Problem requirements —
In the entries below, find each line with the string "icon" and copy it.

Provided records —
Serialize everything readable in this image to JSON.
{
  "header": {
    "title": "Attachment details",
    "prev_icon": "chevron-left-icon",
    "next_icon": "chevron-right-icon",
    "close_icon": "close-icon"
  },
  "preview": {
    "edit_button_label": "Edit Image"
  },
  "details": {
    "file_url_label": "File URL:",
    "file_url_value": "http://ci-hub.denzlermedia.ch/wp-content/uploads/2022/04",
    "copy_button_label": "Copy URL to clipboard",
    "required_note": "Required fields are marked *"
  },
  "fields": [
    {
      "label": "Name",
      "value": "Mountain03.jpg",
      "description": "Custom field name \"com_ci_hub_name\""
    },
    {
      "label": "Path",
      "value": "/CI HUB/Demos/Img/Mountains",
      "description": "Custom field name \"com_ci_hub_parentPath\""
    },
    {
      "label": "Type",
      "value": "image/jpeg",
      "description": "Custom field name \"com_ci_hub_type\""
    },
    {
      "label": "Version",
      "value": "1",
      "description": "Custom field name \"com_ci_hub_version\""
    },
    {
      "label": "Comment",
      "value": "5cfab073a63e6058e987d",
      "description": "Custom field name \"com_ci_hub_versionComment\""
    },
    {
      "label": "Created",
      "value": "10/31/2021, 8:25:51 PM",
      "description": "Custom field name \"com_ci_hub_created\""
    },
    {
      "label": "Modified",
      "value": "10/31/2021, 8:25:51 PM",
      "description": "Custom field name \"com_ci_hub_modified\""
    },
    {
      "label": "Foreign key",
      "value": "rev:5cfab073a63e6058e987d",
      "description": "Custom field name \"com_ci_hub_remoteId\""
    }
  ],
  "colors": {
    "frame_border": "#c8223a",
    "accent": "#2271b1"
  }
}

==

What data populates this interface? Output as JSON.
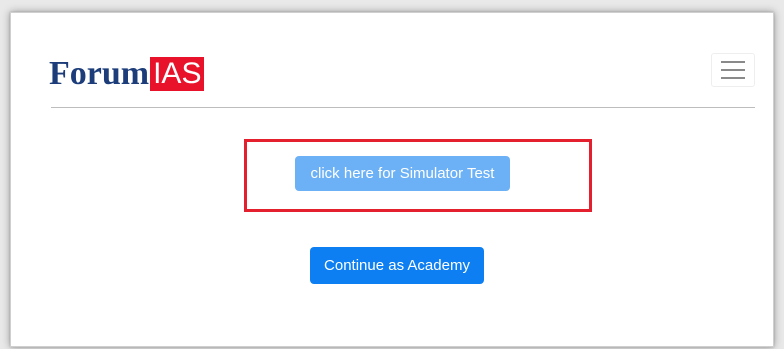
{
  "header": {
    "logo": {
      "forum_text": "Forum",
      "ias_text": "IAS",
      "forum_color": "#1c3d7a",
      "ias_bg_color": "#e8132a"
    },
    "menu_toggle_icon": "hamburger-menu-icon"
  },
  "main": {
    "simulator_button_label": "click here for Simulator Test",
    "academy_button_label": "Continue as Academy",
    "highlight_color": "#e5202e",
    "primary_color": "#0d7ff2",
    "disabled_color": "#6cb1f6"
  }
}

Answer space —
    "prev_icon": "chevron-left-icon",
    "next_icon": "chevron-right-icon",
    "close_icon": "close-icon"
    "menu_toggle_icon": "hamburger-menu-icon"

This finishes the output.